- Problem to work on -
Could you give the data that follows again exactly, without its pictures?

- Dataset excerpts -
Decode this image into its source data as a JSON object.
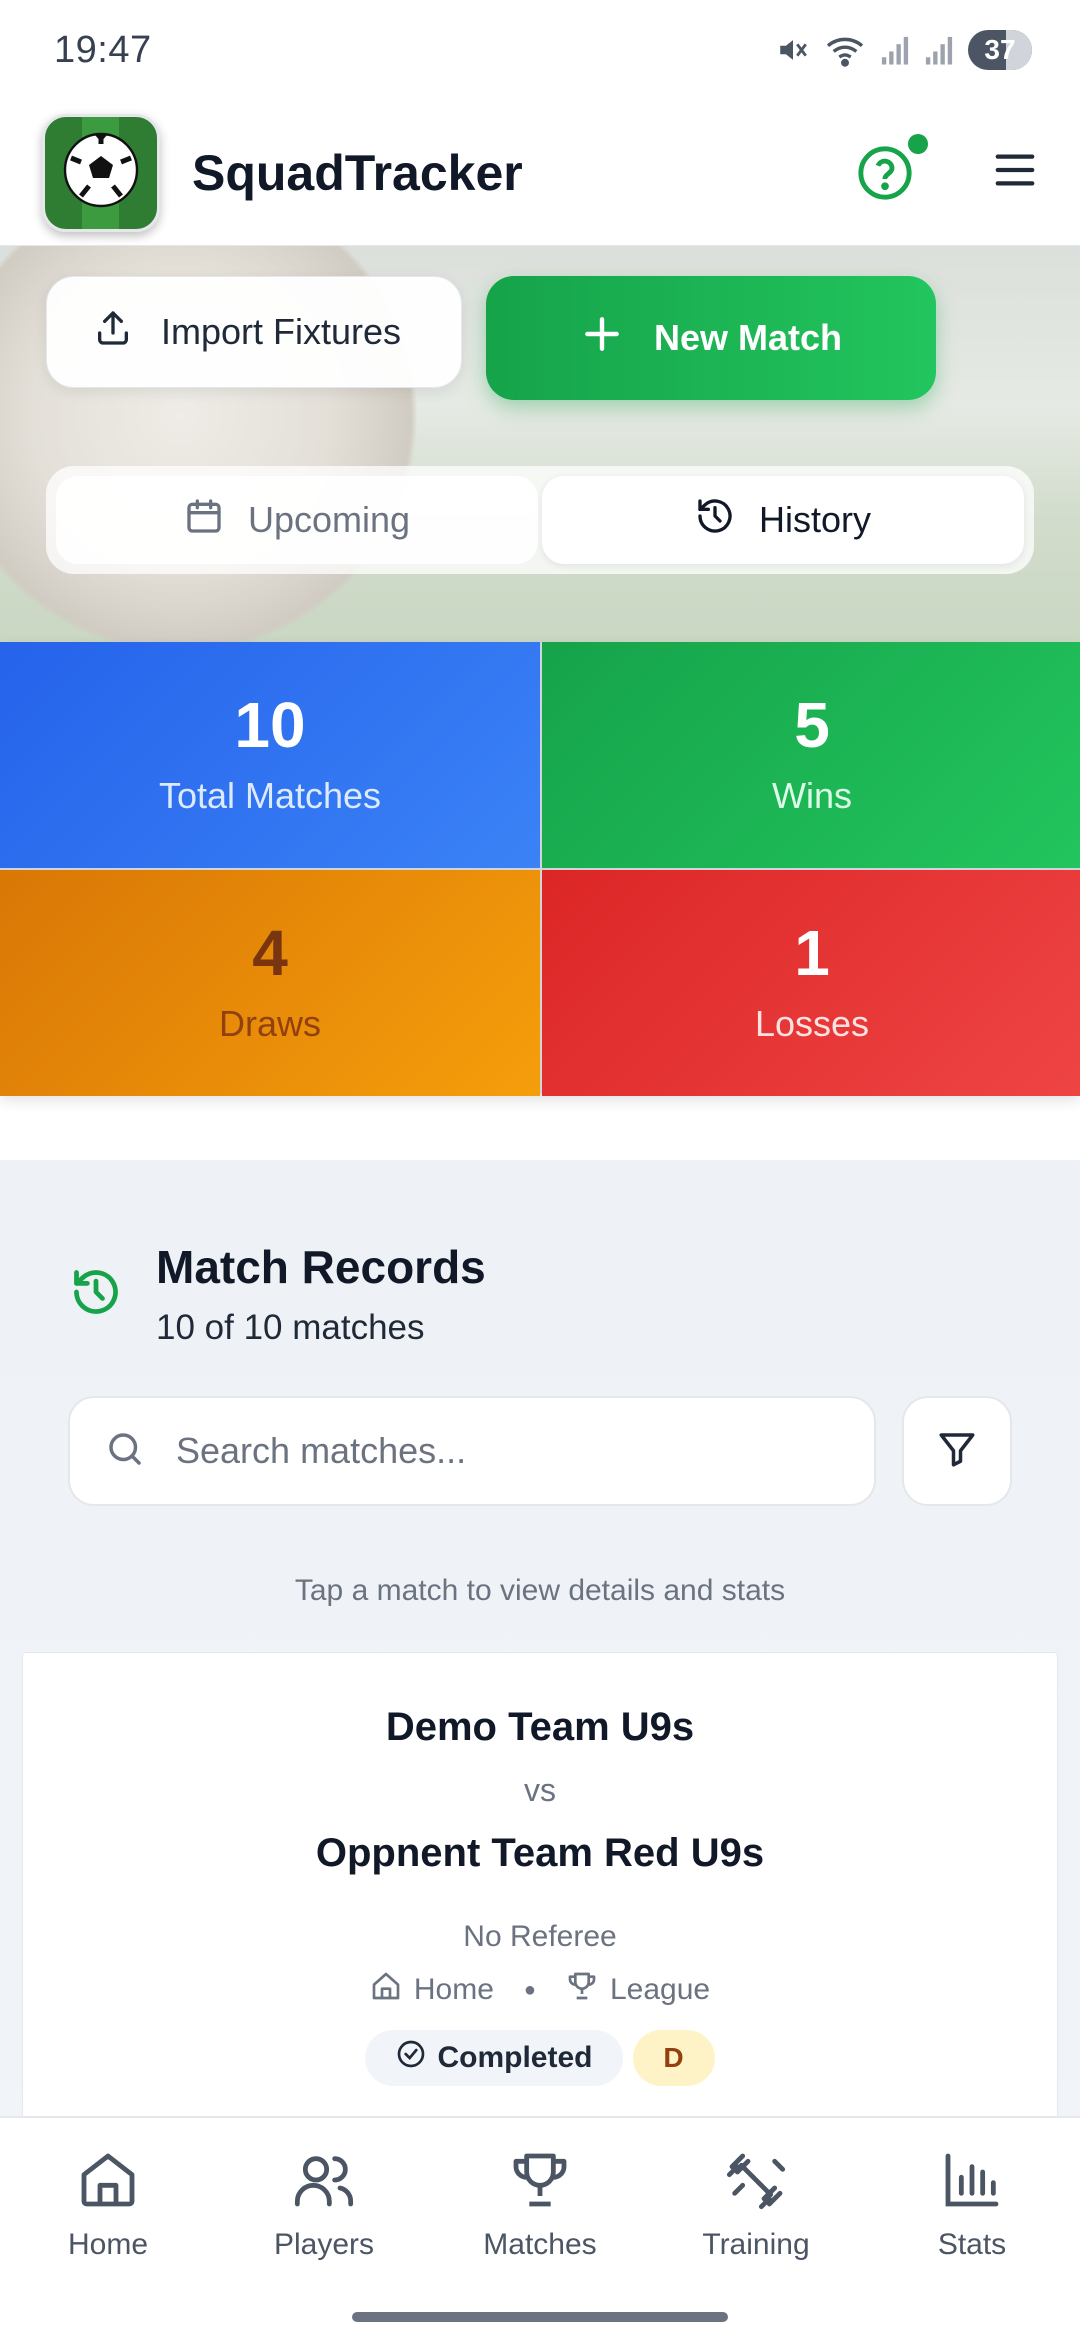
{
  "status_bar": {
    "time": "19:47",
    "battery": "37",
    "icons": [
      "mute-icon",
      "wifi-icon",
      "signal-icon",
      "signal-icon"
    ]
  },
  "header": {
    "app_name": "SquadTracker",
    "logo_icon": "soccer-ball-icon",
    "help_icon": "help-circle-icon",
    "menu_icon": "hamburger-menu-icon",
    "notification_dot_color": "#16a34a"
  },
  "actions": {
    "import_label": "Import Fixtures",
    "new_match_label": "New Match"
  },
  "view_toggle": {
    "upcoming_label": "Upcoming",
    "history_label": "History",
    "active": "history"
  },
  "stats": {
    "total": {
      "value": "10",
      "label": "Total Matches",
      "color": "#2563eb"
    },
    "wins": {
      "value": "5",
      "label": "Wins",
      "color": "#16a34a"
    },
    "draws": {
      "value": "4",
      "label": "Draws",
      "color": "#d97706"
    },
    "losses": {
      "value": "1",
      "label": "Losses",
      "color": "#dc2626"
    }
  },
  "records": {
    "title": "Match Records",
    "count_text": "10 of 10 matches",
    "search_placeholder": "Search matches...",
    "hint": "Tap a match to view details and stats"
  },
  "matches": [
    {
      "home_team": "Demo Team U9s",
      "vs": "vs",
      "away_team": "Oppnent Team Red U9s",
      "referee": "No Referee",
      "venue": "Home",
      "competition": "League",
      "status": "Completed",
      "result": "D"
    }
  ],
  "bottom_nav": {
    "items": [
      {
        "label": "Home",
        "icon": "home-icon"
      },
      {
        "label": "Players",
        "icon": "users-icon"
      },
      {
        "label": "Matches",
        "icon": "trophy-icon"
      },
      {
        "label": "Training",
        "icon": "dumbbell-icon"
      },
      {
        "label": "Stats",
        "icon": "bar-chart-icon"
      }
    ]
  }
}
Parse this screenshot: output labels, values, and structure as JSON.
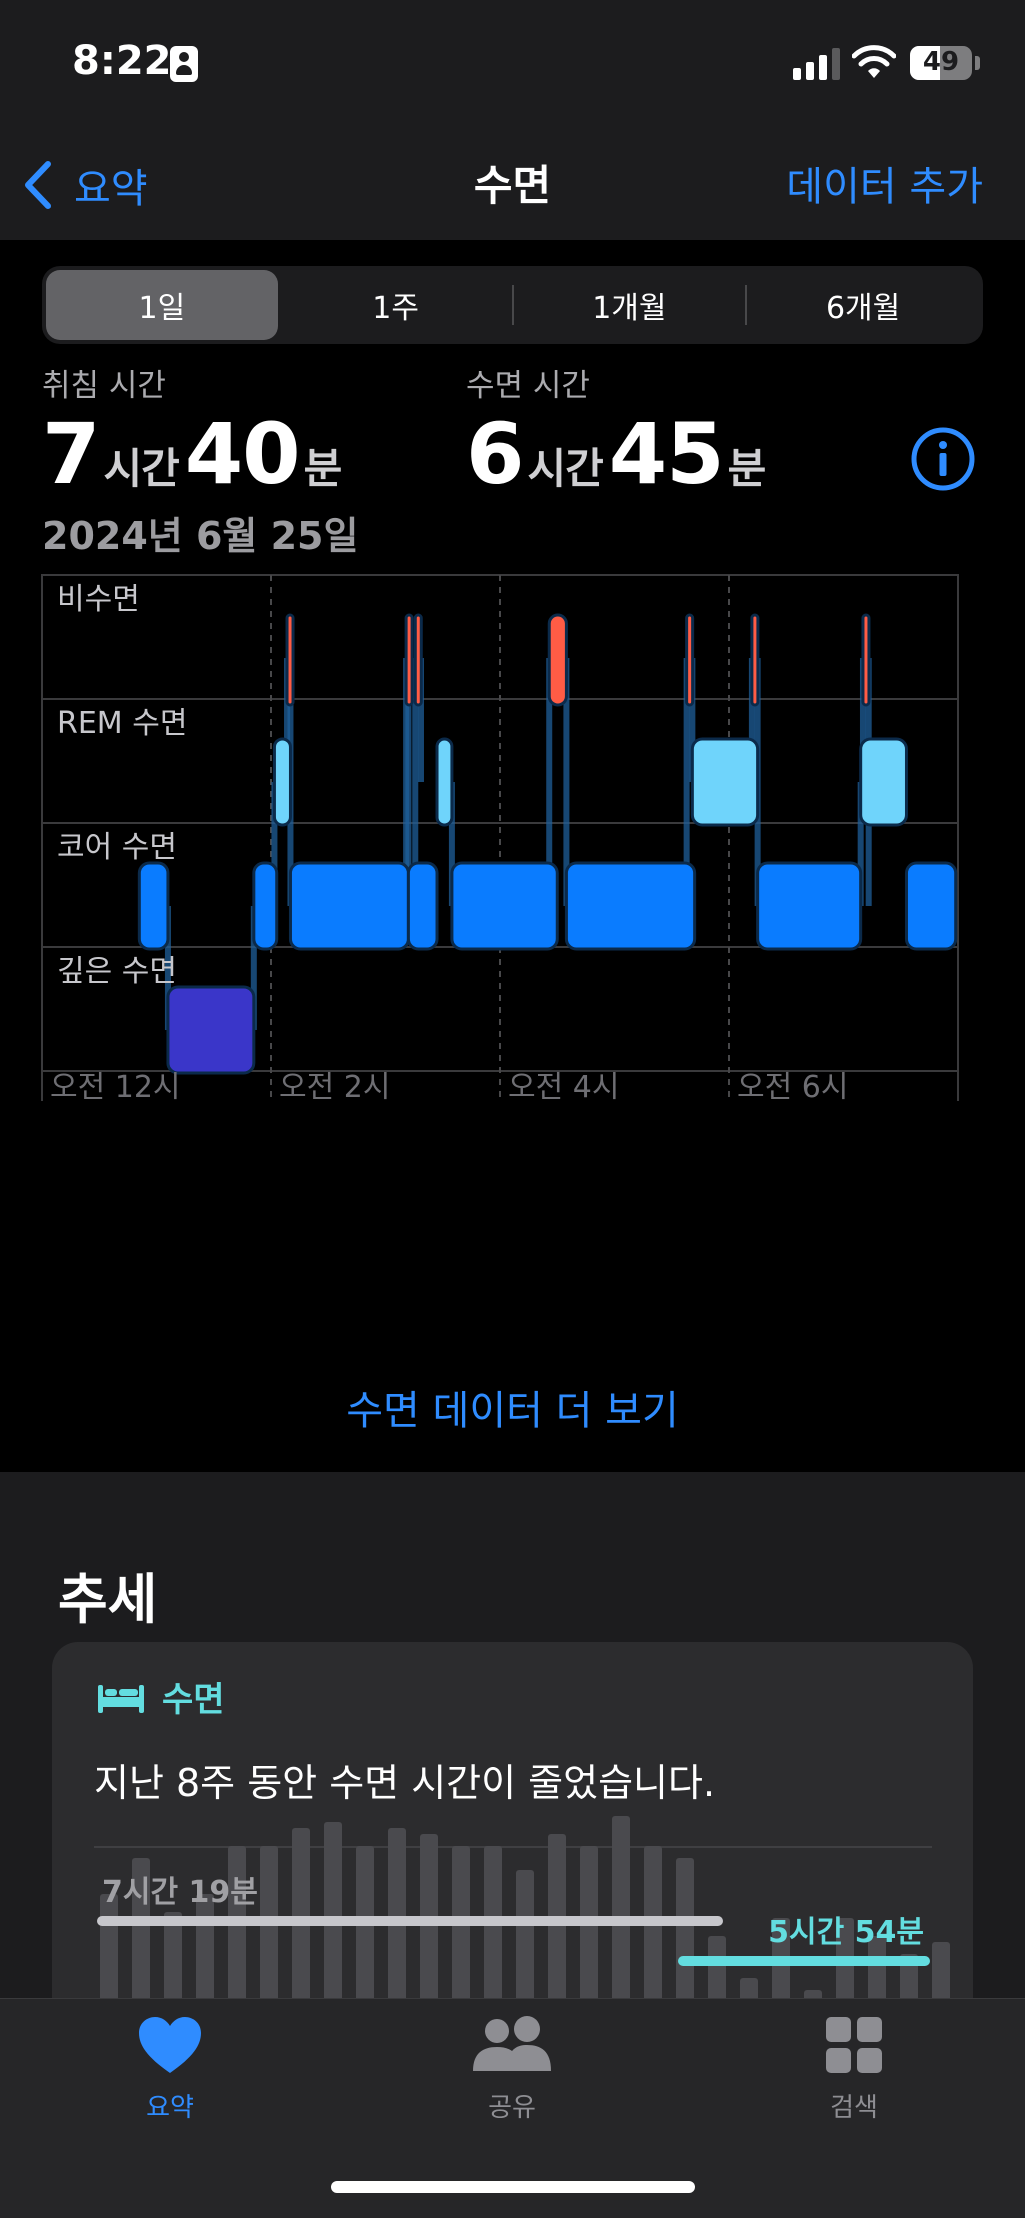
{
  "status_bar": {
    "time": "8:22",
    "battery": "49",
    "battery_level": 0.49,
    "signal_bars": 3
  },
  "nav": {
    "back_label": "요약",
    "title": "수면",
    "add_label": "데이터 추가"
  },
  "segments": [
    {
      "label": "1일",
      "active": true
    },
    {
      "label": "1주",
      "active": false
    },
    {
      "label": "1개월",
      "active": false
    },
    {
      "label": "6개월",
      "active": false
    }
  ],
  "summary": {
    "in_bed": {
      "label": "취침 시간",
      "hours": "7",
      "hours_unit": "시간",
      "minutes": "40",
      "minutes_unit": "분"
    },
    "asleep": {
      "label": "수면 시간",
      "hours": "6",
      "hours_unit": "시간",
      "minutes": "45",
      "minutes_unit": "분"
    },
    "date": "2024년 6월 25일"
  },
  "chart_data": {
    "type": "sleep-stages",
    "stages": [
      "비수면",
      "REM 수면",
      "코어 수면",
      "깊은 수면"
    ],
    "x_ticks": [
      "오전 12시",
      "오전 2시",
      "오전 4시",
      "오전 6시"
    ],
    "x_range_hours": [
      0,
      8
    ],
    "segments": [
      {
        "stage": 2,
        "start": 0.85,
        "end": 1.1
      },
      {
        "stage": 3,
        "start": 1.1,
        "end": 1.85
      },
      {
        "stage": 2,
        "start": 1.85,
        "end": 2.05
      },
      {
        "stage": 1,
        "start": 2.03,
        "end": 2.17
      },
      {
        "stage": 0,
        "start": 2.14,
        "end": 2.19
      },
      {
        "stage": 2,
        "start": 2.17,
        "end": 3.2
      },
      {
        "stage": 0,
        "start": 3.18,
        "end": 3.23
      },
      {
        "stage": 0,
        "start": 3.26,
        "end": 3.31
      },
      {
        "stage": 2,
        "start": 3.2,
        "end": 3.45
      },
      {
        "stage": 1,
        "start": 3.45,
        "end": 3.58
      },
      {
        "stage": 2,
        "start": 3.58,
        "end": 4.5
      },
      {
        "stage": 0,
        "start": 4.43,
        "end": 4.58
      },
      {
        "stage": 2,
        "start": 4.58,
        "end": 5.7
      },
      {
        "stage": 0,
        "start": 5.63,
        "end": 5.68
      },
      {
        "stage": 1,
        "start": 5.68,
        "end": 6.25
      },
      {
        "stage": 0,
        "start": 6.2,
        "end": 6.25
      },
      {
        "stage": 2,
        "start": 6.25,
        "end": 7.15
      },
      {
        "stage": 1,
        "start": 7.15,
        "end": 7.55
      },
      {
        "stage": 0,
        "start": 7.17,
        "end": 7.22
      },
      {
        "stage": 2,
        "start": 7.55,
        "end": 7.98
      }
    ]
  },
  "more_link": "수면 데이터 더 보기",
  "trends": {
    "title": "추세",
    "card_label": "수면",
    "card_text": "지난 8주 동안 수면 시간이 줄었습니다.",
    "avg_before": "7시간 19분",
    "avg_after": "5시간 54분",
    "bar_values_hours": [
      6.8,
      7.4,
      6.5,
      6.8,
      7.6,
      7.6,
      7.9,
      8.0,
      7.6,
      7.9,
      7.8,
      7.6,
      7.6,
      7.2,
      7.8,
      7.6,
      8.1,
      7.6,
      7.4,
      6.1,
      5.4,
      6.4,
      5.2,
      6.4,
      6.1,
      5.8,
      6.0
    ]
  },
  "tabs": [
    {
      "label": "요약",
      "icon": "heart-icon",
      "active": true
    },
    {
      "label": "공유",
      "icon": "people-icon",
      "active": false
    },
    {
      "label": "검색",
      "icon": "grid-icon",
      "active": false
    }
  ],
  "colors": {
    "accent": "#2f8cff",
    "awake": "#ff5c45",
    "rem": "#6fd4fb",
    "core": "#0a7cff",
    "deep": "#3a36c9",
    "trend": "#63dde0"
  }
}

- Exercise answer -
Decode this image into its source data as a JSON object.
{
  "status_bar": {
    "time": "19:47",
    "battery": "37",
    "icons": [
      "mute-icon",
      "wifi-icon",
      "signal-icon",
      "signal-icon"
    ]
  },
  "header": {
    "app_name": "SquadTracker",
    "logo_icon": "soccer-ball-icon",
    "help_icon": "help-circle-icon",
    "menu_icon": "hamburger-menu-icon",
    "notification_dot_color": "#16a34a"
  },
  "actions": {
    "import_label": "Import Fixtures",
    "new_match_label": "New Match"
  },
  "view_toggle": {
    "upcoming_label": "Upcoming",
    "history_label": "History",
    "active": "history"
  },
  "stats": {
    "total": {
      "value": "10",
      "label": "Total Matches",
      "color": "#2563eb"
    },
    "wins": {
      "value": "5",
      "label": "Wins",
      "color": "#16a34a"
    },
    "draws": {
      "value": "4",
      "label": "Draws",
      "color": "#d97706"
    },
    "losses": {
      "value": "1",
      "label": "Losses",
      "color": "#dc2626"
    }
  },
  "records": {
    "title": "Match Records",
    "count_text": "10 of 10 matches",
    "search_placeholder": "Search matches...",
    "hint": "Tap a match to view details and stats"
  },
  "matches": [
    {
      "home_team": "Demo Team U9s",
      "vs": "vs",
      "away_team": "Oppnent Team Red U9s",
      "referee": "No Referee",
      "venue": "Home",
      "competition": "League",
      "status": "Completed",
      "result": "D"
    }
  ],
  "bottom_nav": {
    "items": [
      {
        "label": "Home",
        "icon": "home-icon"
      },
      {
        "label": "Players",
        "icon": "users-icon"
      },
      {
        "label": "Matches",
        "icon": "trophy-icon"
      },
      {
        "label": "Training",
        "icon": "dumbbell-icon"
      },
      {
        "label": "Stats",
        "icon": "bar-chart-icon"
      }
    ]
  }
}
Parse this screenshot: output labels, values, and structure as JSON.
{
  "status_bar": {
    "time": "8:22",
    "battery": "49",
    "battery_level": 0.49,
    "signal_bars": 3
  },
  "nav": {
    "back_label": "요약",
    "title": "수면",
    "add_label": "데이터 추가"
  },
  "segments": [
    {
      "label": "1일",
      "active": true
    },
    {
      "label": "1주",
      "active": false
    },
    {
      "label": "1개월",
      "active": false
    },
    {
      "label": "6개월",
      "active": false
    }
  ],
  "summary": {
    "in_bed": {
      "label": "취침 시간",
      "hours": "7",
      "hours_unit": "시간",
      "minutes": "40",
      "minutes_unit": "분"
    },
    "asleep": {
      "label": "수면 시간",
      "hours": "6",
      "hours_unit": "시간",
      "minutes": "45",
      "minutes_unit": "분"
    },
    "date": "2024년 6월 25일"
  },
  "chart_data": {
    "type": "sleep-stages",
    "stages": [
      "비수면",
      "REM 수면",
      "코어 수면",
      "깊은 수면"
    ],
    "x_ticks": [
      "오전 12시",
      "오전 2시",
      "오전 4시",
      "오전 6시"
    ],
    "x_range_hours": [
      0,
      8
    ],
    "segments": [
      {
        "stage": 2,
        "start": 0.85,
        "end": 1.1
      },
      {
        "stage": 3,
        "start": 1.1,
        "end": 1.85
      },
      {
        "stage": 2,
        "start": 1.85,
        "end": 2.05
      },
      {
        "stage": 1,
        "start": 2.03,
        "end": 2.17
      },
      {
        "stage": 0,
        "start": 2.14,
        "end": 2.19
      },
      {
        "stage": 2,
        "start": 2.17,
        "end": 3.2
      },
      {
        "stage": 0,
        "start": 3.18,
        "end": 3.23
      },
      {
        "stage": 0,
        "start": 3.26,
        "end": 3.31
      },
      {
        "stage": 2,
        "start": 3.2,
        "end": 3.45
      },
      {
        "stage": 1,
        "start": 3.45,
        "end": 3.58
      },
      {
        "stage": 2,
        "start": 3.58,
        "end": 4.5
      },
      {
        "stage": 0,
        "start": 4.43,
        "end": 4.58
      },
      {
        "stage": 2,
        "start": 4.58,
        "end": 5.7
      },
      {
        "stage": 0,
        "start": 5.63,
        "end": 5.68
      },
      {
        "stage": 1,
        "start": 5.68,
        "end": 6.25
      },
      {
        "stage": 0,
        "start": 6.2,
        "end": 6.25
      },
      {
        "stage": 2,
        "start": 6.25,
        "end": 7.15
      },
      {
        "stage": 1,
        "start": 7.15,
        "end": 7.55
      },
      {
        "stage": 0,
        "start": 7.17,
        "end": 7.22
      },
      {
        "stage": 2,
        "start": 7.55,
        "end": 7.98
      }
    ]
  },
  "more_link": "수면 데이터 더 보기",
  "trends": {
    "title": "추세",
    "card_label": "수면",
    "card_text": "지난 8주 동안 수면 시간이 줄었습니다.",
    "avg_before": "7시간 19분",
    "avg_after": "5시간 54분",
    "bar_values_hours": [
      6.8,
      7.4,
      6.5,
      6.8,
      7.6,
      7.6,
      7.9,
      8.0,
      7.6,
      7.9,
      7.8,
      7.6,
      7.6,
      7.2,
      7.8,
      7.6,
      8.1,
      7.6,
      7.4,
      6.1,
      5.4,
      6.4,
      5.2,
      6.4,
      6.1,
      5.8,
      6.0
    ]
  },
  "tabs": [
    {
      "label": "요약",
      "icon": "heart-icon",
      "active": true
    },
    {
      "label": "공유",
      "icon": "people-icon",
      "active": false
    },
    {
      "label": "검색",
      "icon": "grid-icon",
      "active": false
    }
  ],
  "colors": {
    "accent": "#2f8cff",
    "awake": "#ff5c45",
    "rem": "#6fd4fb",
    "core": "#0a7cff",
    "deep": "#3a36c9",
    "trend": "#63dde0"
  }
}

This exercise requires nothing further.